New legislation introduced by Senators Lindsey Graham (R-SC) and Robert Menendez (D-NJ) calls for the U.S. to provide military, economic, and diplomatic support for Israel should its government decide to launch military strikes on Iran. The measure would effectively signal that Israeli Prime Minister Benjamin Netanyahu can decide not just whether to enter Israel into war with Iran, but whether the United States enters such a war. It comes as tentative diplomatic progress was reported from negotiations involving the U.S. and Iran.
The unprecedented measure is being unveiled as part of the annual American Israel Public Affairs Committee (AIPAC) conference this weekend in Washington, DC, that will bring thousands of the group's supporters to push the measure on Capitol Hill. The group will also support a new sanctions bill in the House that could authorize the U.S. to sanction companies, including in Europe and Asia, for any commercial dealings with Iran. That measure has raised concerns about further exacerbating medicine shortages impacting the people of Iran.
The Graham resolution is framed as a non-binding measure aimed at encouraging the President to implement and escalate sanctions on Iran. But the final clause "urges that, if the Government of Israel is compelled to take military action in self-defense, the United States Government should stand with Israel and provide diplomatic, military, and economic support to the Government of Israel in its defense of its territory, people, and existence."
Senator Graham has made clear that "self defense" can be defined as preventive war based on redlines that Netanayahu has established that contradict President Obama's stated policy.
Graham initially announced the resolution during the 2012 Election campaign as a challenge to President Obama's comments that he "has Israel's back" and said his resolution would clarify that "in the event Israel had to take preventive action, we would have their back" in terms of military, financial, and diplomatic support.
In discussing his planned resolution, he made clear that Israel has a different set of military capabilities than the U.S., but that his measure would compel the U.S. to take action based on Tel Aviv's window instead of Washington's. "There are two different clocks here, the Washington clock and the Tel Aviv clock...The Israelis are not going to let the window close on their ability to slow down this program. They're going to act... They're going to control their own destiny."
The measure may raise a red flag for the Pentagon, which has been concerned that Israel could draw the U.S. into a war against the authority of the President and his military leadership. Joint Chiefs Chairman Dempsey explicitly warned last year that he does not want the U.S. to be "complicit" in an Israeli strike. The Pentagon also conducted a simulation last March that determined and Israeli strike on Iran would draw in the U.S. and leave hundreds of Americans dead in the immediate aftermath. The Pentagon leaked the report to the press, in a move widely viewed as seeking to stop Netanyahu from pushing the U.S. into war.

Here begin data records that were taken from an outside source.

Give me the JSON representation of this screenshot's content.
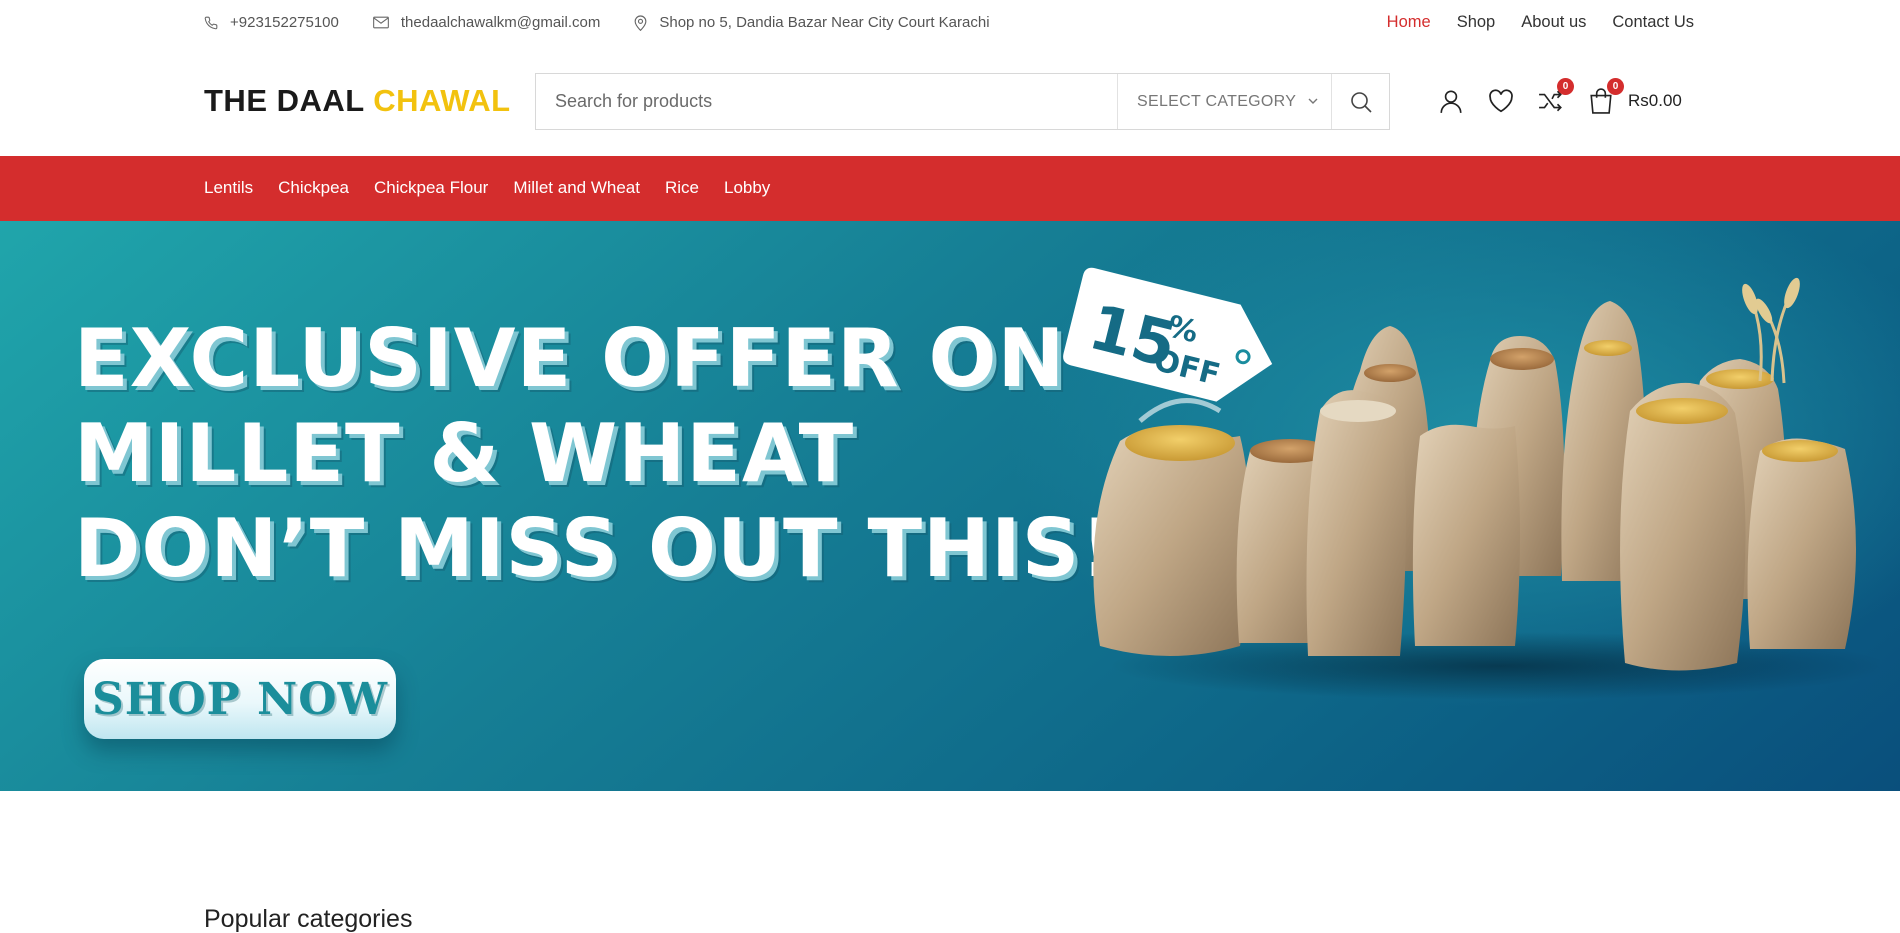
{
  "topbar": {
    "phone": "+923152275100",
    "email": "thedaalchawalkm@gmail.com",
    "address": "Shop no 5, Dandia Bazar Near City Court Karachi",
    "nav": [
      {
        "label": "Home",
        "active": true
      },
      {
        "label": "Shop",
        "active": false
      },
      {
        "label": "About us",
        "active": false
      },
      {
        "label": "Contact Us",
        "active": false
      }
    ]
  },
  "header": {
    "logo_main": "THE DAAL",
    "logo_accent": "CHAWAL",
    "search_placeholder": "Search for products",
    "category_select": "SELECT CATEGORY",
    "compare_count": "0",
    "cart_count": "0",
    "cart_total": "Rs0.00",
    "icons": [
      "phone-icon",
      "mail-icon",
      "map-pin-icon",
      "search-icon",
      "user-icon",
      "heart-icon",
      "shuffle-icon",
      "cart-icon"
    ]
  },
  "categories": [
    "Lentils",
    "Chickpea",
    "Chickpea Flour",
    "Millet and Wheat",
    "Rice",
    "Lobby"
  ],
  "hero": {
    "line1": "EXCLUSIVE OFFER ON",
    "line2": "MILLET & WHEAT",
    "line3": "DON’T MISS OUT THIS!",
    "button": "SHOP NOW",
    "tag_percent": "15",
    "tag_percent_sign": "%",
    "tag_off": "OFF"
  },
  "sections": {
    "popular_title": "Popular categories"
  },
  "colors": {
    "accent_red": "#d42d2d",
    "logo_yellow": "#f2c20f",
    "hero_teal": "#1a8c9e"
  }
}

Military leaders from both Israel and the United States have warned in dire terms that strikes on Iran would only delay the nuclear program and make it more likely that Iran would build a weapon. Former Joint Chiefs Chairman James Cartwright recently stated that such action would require "tens of years" of military occupation by the U.S. Others have noted that such action would require as many as one million troops. Former Defense Secretary Robert Gates said "such an attack would make a nuclear-armed Iran inevitable."
The Graham-Menendez resolution also "reiterates that the policy of the United States is to prevent Iran from acquiring a nuclear weapon capability and to take such action as may be necessary to implement this policy." However, this is not the policy of the United States. AIPAC last year pushed measures in Congress to attempt to change that, and managed to pass them in both chambers. But the measure never was sent to the White House and did not become policy. The President pointedly stated at AIPAC's convention last year that preventing nuclear weapon acquisition, not capability, was his policy. That message has apparently been ignored.